- \(n.ACTION\): The action that is applied to the parent to generate this node.
- \(n.PATH-COST\): The cost, traditionally denoted by \(g(n)\), of the path from the initial state to the node, as indicated by the parent pointers.

Given the component for a parent node, it is easy to see how to compute the necessary component for a child node. The function CHILD-NODE takes a parent node and action as input and return the resulting child node:

function CHILD-NODE(problem, parent, action) return a node return a node with STATE = problem.RESULT(parent.STATE, action) PARENT = parent ACTION = action PATH-COST = parent.PATH-COST + problem.STEP-COST(parent.STATE, action)

The node data structure is shown below:

Notice how the **PARENT **pointers string the nodes together into a tree structure. These pointers also allow the solution path to be extracted when a goal node is found; we use the **SOLUTION** function to return the sequence of actions obtained by following parent pointers back to the root.

**What is the difference between node and state?**

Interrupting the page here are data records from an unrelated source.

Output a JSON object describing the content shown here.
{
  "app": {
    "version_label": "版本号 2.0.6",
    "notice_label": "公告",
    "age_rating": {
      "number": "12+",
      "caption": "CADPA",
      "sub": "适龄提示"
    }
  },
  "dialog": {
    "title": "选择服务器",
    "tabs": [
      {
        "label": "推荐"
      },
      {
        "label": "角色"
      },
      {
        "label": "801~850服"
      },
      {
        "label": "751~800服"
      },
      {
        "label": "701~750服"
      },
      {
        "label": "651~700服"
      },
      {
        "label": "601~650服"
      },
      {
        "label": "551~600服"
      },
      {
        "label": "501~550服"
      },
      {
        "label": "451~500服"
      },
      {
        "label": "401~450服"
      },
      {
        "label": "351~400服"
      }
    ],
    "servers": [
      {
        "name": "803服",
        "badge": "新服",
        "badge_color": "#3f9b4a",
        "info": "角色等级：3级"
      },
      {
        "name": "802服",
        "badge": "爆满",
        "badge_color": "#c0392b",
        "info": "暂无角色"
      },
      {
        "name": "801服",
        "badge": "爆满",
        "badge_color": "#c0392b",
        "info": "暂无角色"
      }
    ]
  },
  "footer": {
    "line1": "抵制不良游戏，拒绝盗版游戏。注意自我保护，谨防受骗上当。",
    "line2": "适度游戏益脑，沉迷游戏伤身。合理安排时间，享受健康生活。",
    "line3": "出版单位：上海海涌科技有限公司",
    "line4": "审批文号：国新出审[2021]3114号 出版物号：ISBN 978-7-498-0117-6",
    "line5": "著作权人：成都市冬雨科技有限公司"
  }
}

A node is a bookkeeping data structure used to represent the search tree. A state corresponds to configuration of the world. Thus nodes are on the particular paths, as defined by PARENT pointers, whereas, states or not. Furthermore, two different nodes can contain the same world state if that state is generated via two different search path.

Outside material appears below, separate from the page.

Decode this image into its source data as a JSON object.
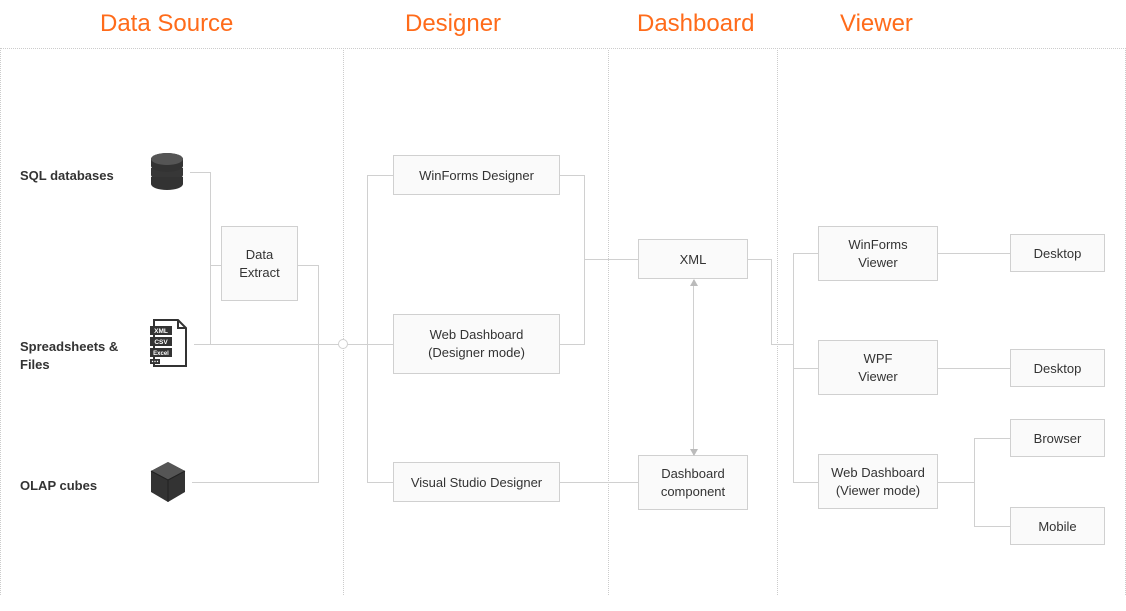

**How to implement the frontier?**

frontier needs to be stored in such a way that the search algorithm can easily choose the next node to expand according to its preferred strategy. The appropriate data structure for this is** queue**. The operation on the queue are as follows:

- \(EMPTY(queue)\): returns true only when there are no element in the queue.
- \(POP(queue)\): remove the first element of the queue and returns it.
- \(INSERT(element, queue)\): insert an element and returns the resulting queue.

Queue are characterized by the order in which they stored the inserted nodes. Three common variants are:

**First-in, First-out or FIFO Queue:**which pops the oldest element of the queue.**Last-in, First-out or LIFO Queue (stack):**which pops the newest element of the queue.**Priority Queue:**which pops the element of the queue with the highest priority according to some ordering function.

**How to implement the explored set?**

The explored set can be implemented with a hash table to allow efficient checking for repeated state. With a good implementation, insertion and lookup can be done in roughly constant time no matter how many states are stored.

This article is contributed by Ram Kripal. If you like eLgo Academy and would like to contribute, you can mail your article to admin@elgoacademy.org. See your article appearing on the eLgo Academy page and help others. Please write comments if you find anything incorrect, or you want to share more information about the topic discussed above.